**Recorded data:**
•••
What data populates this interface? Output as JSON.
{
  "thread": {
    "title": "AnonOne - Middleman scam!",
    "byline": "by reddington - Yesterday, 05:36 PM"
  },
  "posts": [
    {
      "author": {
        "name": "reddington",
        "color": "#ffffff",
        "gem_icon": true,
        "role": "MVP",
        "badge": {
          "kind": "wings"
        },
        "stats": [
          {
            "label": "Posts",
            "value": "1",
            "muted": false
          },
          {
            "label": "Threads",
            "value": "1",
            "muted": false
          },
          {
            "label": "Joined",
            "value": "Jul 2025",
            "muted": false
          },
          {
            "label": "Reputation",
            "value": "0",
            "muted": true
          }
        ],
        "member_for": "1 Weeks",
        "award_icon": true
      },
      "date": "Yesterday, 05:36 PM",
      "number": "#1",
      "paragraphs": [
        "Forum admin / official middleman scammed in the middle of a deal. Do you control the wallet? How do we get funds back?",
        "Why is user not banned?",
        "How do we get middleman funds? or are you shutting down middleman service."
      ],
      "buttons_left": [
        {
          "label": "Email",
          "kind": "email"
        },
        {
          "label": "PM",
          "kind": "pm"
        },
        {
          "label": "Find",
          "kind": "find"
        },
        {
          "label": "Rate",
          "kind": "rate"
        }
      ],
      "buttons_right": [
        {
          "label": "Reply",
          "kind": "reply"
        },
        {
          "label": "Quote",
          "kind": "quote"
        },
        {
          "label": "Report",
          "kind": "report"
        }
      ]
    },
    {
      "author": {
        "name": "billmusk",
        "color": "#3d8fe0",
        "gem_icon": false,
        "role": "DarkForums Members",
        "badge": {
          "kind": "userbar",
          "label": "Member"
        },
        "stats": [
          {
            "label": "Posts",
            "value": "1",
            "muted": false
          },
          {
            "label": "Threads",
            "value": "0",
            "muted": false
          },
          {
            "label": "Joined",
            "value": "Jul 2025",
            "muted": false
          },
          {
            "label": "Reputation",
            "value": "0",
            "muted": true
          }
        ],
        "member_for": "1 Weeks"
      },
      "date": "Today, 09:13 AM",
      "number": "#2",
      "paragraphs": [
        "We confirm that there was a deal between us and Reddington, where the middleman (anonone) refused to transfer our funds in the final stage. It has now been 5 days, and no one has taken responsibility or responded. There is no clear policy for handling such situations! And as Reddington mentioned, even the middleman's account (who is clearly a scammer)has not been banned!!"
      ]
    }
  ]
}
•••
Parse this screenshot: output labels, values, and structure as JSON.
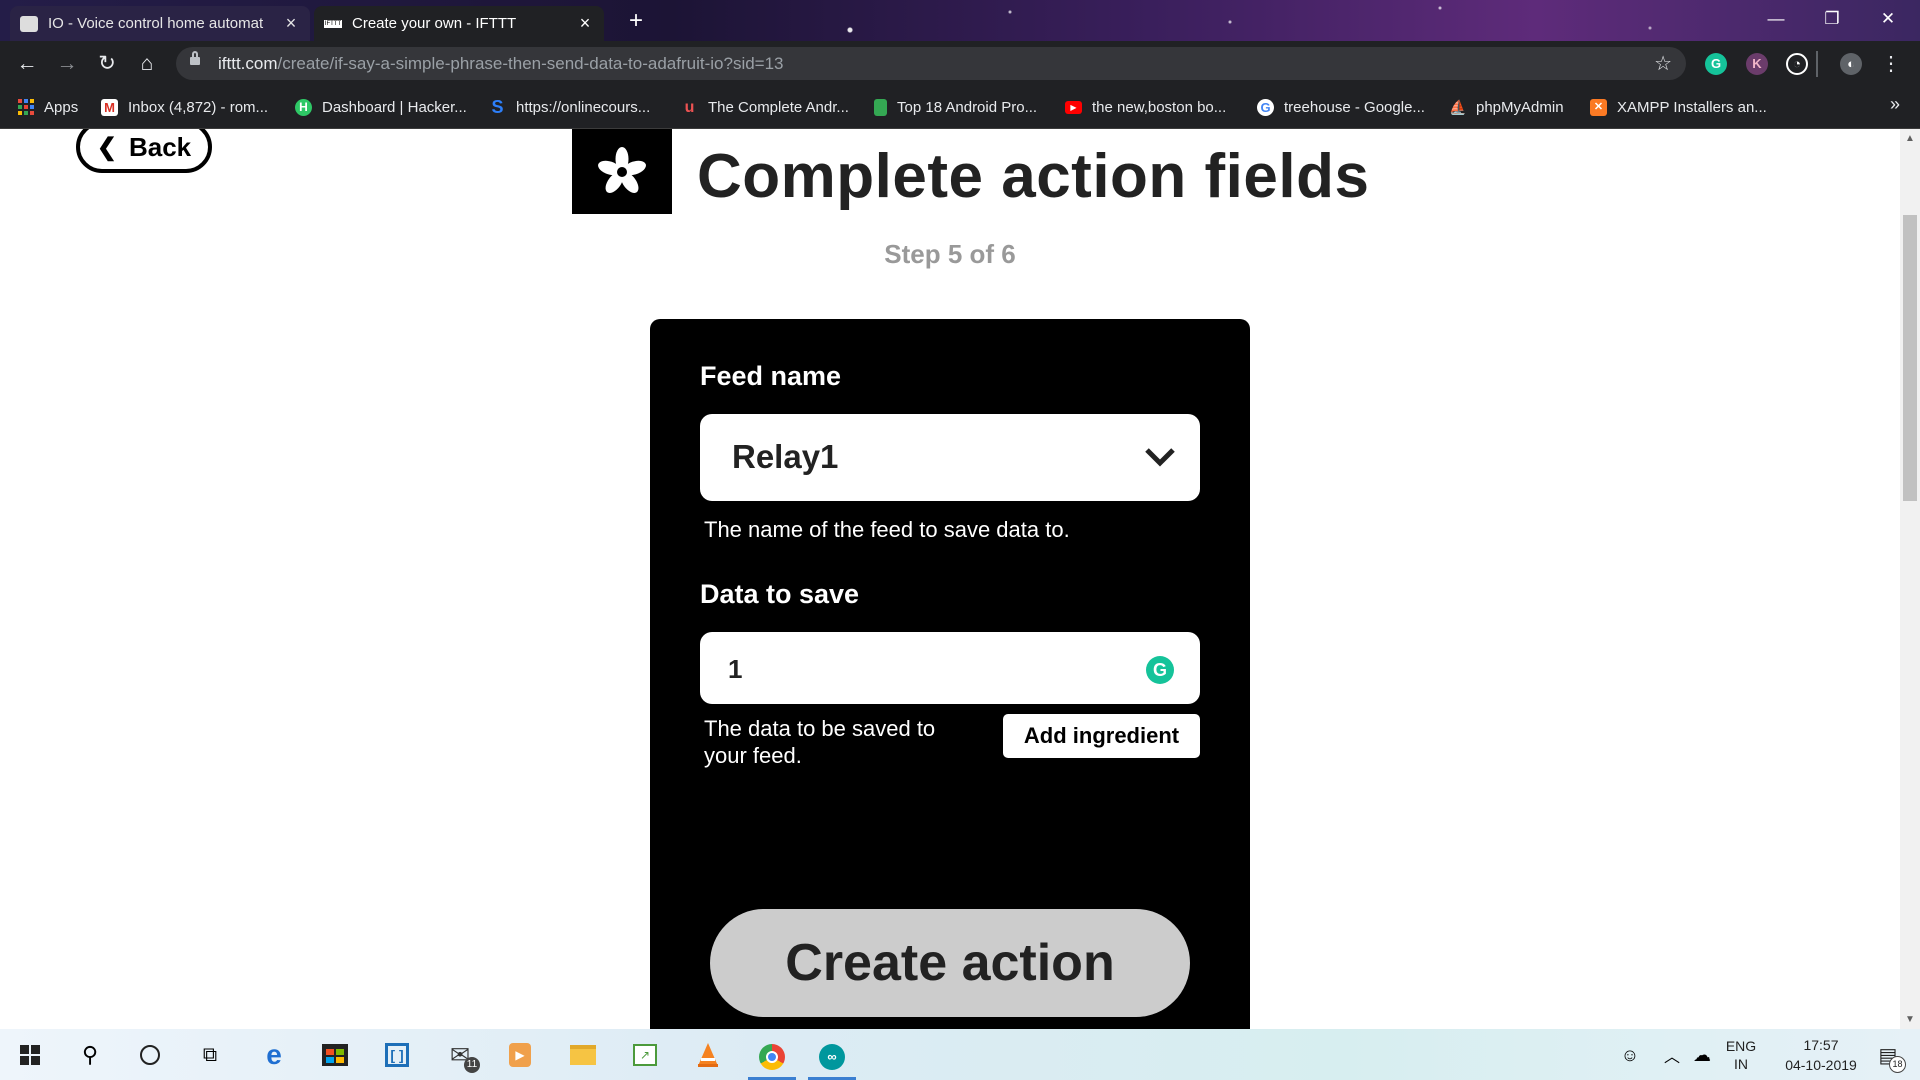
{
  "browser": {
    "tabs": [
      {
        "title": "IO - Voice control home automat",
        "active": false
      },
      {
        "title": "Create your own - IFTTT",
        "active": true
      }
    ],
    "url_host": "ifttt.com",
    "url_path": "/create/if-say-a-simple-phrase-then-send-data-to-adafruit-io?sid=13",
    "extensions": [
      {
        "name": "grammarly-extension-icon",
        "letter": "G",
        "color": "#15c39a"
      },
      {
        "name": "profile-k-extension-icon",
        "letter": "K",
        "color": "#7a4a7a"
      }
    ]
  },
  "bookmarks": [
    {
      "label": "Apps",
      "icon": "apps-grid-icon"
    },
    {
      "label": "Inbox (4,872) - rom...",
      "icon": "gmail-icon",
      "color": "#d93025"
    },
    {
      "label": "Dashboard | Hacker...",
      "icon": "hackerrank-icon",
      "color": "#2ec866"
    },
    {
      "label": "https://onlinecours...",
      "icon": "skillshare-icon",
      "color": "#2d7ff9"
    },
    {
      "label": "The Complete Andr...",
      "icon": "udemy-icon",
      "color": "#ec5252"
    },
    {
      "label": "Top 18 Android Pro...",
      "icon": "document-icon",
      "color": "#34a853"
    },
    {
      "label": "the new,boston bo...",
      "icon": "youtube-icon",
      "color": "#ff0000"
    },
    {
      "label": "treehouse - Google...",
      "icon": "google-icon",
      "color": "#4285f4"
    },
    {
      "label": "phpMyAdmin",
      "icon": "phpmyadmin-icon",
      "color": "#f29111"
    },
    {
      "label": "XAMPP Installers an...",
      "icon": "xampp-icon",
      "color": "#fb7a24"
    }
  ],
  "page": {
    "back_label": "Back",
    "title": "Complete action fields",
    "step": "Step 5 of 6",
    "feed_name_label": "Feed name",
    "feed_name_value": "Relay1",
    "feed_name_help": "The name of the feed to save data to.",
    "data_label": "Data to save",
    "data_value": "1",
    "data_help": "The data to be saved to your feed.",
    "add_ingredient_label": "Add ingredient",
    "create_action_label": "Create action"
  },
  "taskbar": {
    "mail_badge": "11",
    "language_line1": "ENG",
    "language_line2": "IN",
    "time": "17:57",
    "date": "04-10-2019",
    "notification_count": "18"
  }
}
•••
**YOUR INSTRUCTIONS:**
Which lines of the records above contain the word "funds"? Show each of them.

**THE COMPLETED TASK:**
        "Forum admin / official middleman scammed in the middle of a deal. Do you control the wallet? How do we get funds back?",
        "How do we get middleman funds? or are you shutting down middleman service."
        "We confirm that there was a deal between us and Reddington, where the middleman (anonone) refused to transfer our funds in the final stage. It has now been 5 days, and no one has taken responsibility or responded. There is no clear policy for handling such situations! And as Reddington mentioned, even the middleman's account (who is clearly a scammer)has not been banned!!"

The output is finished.